This historically accurate style sundial, based off an original in the Correr Museum in Venice, features a compass and beautifully printed sundial faces. The exterior cover is topped with a brass plate engraved with a depiction of the Spanish carrack Victoria, which was part of Magellan's fleet and the first ship to circumnavigate the globe.
A horizontal sundial consists of one dial plate, marked off in hours, and the gnomon which sits on the noon line and projects out from the dial plate.
In order to tell the correct local time, the gnomon must be parallel with the Earth's axis, or, in other words, that it should point towards the celestial pole. In the northern hemisphere, this means, for practical purposes, that the gnomon should point at the Pole Star.

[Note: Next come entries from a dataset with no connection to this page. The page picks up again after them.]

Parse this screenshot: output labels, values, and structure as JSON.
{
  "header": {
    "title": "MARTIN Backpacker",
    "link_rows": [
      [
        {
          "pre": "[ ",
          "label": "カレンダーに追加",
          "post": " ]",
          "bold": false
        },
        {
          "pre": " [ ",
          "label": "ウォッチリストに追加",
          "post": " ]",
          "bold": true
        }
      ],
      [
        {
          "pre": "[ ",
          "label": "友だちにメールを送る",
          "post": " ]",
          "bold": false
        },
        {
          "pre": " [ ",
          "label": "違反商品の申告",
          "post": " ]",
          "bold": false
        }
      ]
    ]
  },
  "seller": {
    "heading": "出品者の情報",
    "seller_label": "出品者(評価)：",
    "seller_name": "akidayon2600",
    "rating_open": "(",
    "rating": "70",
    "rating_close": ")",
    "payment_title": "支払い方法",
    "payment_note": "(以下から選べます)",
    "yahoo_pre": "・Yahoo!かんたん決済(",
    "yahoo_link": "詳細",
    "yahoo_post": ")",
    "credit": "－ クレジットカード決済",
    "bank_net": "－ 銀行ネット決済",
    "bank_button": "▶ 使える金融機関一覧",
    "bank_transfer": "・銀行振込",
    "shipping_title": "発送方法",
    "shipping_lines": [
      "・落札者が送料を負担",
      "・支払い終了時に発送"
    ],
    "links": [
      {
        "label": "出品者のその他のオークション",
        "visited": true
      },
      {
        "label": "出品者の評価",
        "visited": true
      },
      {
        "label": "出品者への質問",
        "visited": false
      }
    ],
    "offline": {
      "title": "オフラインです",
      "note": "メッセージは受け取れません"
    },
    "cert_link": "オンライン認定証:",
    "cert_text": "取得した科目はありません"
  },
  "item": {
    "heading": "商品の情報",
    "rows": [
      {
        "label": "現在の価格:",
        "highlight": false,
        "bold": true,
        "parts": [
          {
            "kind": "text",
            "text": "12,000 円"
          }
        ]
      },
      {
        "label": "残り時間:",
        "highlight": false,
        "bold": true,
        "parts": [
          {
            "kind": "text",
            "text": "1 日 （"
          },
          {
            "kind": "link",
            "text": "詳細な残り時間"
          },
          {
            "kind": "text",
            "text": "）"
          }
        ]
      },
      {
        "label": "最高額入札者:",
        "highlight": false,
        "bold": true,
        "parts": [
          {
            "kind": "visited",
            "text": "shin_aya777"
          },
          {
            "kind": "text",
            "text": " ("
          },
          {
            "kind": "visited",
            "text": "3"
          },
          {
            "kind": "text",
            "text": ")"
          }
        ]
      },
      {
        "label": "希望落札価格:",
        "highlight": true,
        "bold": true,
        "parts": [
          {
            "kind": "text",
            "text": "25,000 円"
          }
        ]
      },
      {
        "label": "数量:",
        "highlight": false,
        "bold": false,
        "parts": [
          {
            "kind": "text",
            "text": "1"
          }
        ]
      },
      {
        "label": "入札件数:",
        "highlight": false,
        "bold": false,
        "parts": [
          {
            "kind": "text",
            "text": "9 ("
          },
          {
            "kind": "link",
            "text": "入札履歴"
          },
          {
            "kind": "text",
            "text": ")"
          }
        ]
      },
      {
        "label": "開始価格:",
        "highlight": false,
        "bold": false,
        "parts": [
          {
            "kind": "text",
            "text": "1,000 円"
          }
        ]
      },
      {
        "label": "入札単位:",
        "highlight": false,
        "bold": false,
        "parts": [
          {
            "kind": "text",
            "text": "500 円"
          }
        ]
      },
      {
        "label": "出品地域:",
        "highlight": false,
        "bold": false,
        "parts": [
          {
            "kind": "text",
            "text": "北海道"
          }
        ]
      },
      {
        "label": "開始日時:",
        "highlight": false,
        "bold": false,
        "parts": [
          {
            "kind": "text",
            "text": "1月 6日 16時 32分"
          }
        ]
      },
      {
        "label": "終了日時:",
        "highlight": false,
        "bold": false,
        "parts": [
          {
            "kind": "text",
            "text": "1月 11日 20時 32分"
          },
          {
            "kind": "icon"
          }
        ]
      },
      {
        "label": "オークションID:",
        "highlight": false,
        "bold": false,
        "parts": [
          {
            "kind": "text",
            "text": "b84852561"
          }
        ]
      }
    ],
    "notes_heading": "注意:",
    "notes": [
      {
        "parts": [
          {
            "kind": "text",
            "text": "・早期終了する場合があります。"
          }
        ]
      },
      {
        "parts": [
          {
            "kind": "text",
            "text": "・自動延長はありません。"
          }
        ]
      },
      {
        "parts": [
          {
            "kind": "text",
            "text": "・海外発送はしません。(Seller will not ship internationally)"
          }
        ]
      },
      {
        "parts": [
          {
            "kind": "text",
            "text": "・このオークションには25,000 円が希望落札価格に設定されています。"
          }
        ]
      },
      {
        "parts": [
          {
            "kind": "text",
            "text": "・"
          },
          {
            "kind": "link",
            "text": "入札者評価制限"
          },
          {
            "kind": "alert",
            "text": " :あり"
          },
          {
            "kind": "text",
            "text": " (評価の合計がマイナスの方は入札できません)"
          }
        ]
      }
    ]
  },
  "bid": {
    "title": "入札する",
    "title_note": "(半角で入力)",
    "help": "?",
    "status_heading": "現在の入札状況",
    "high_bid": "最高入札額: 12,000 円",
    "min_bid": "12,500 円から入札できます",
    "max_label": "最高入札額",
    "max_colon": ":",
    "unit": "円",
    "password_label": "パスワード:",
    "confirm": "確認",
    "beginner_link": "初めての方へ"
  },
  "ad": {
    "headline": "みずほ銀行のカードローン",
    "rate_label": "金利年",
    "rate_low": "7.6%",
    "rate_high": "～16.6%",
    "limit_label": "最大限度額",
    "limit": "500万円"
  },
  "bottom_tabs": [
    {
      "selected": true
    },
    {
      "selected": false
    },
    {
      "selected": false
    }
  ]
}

The chief advantages of the horizontal sundial are that it is easy to read, and the sun lights the face throughout the year. All the hour-lines intersect at the point where the gnomon's style crosses the horizontal plane. Since the style is aligned with the Earth's rotational axis, the style points true North and its angle with the horizontal equals the sundial's geographical latitude.
The perfect item for those with the spirit of discovery.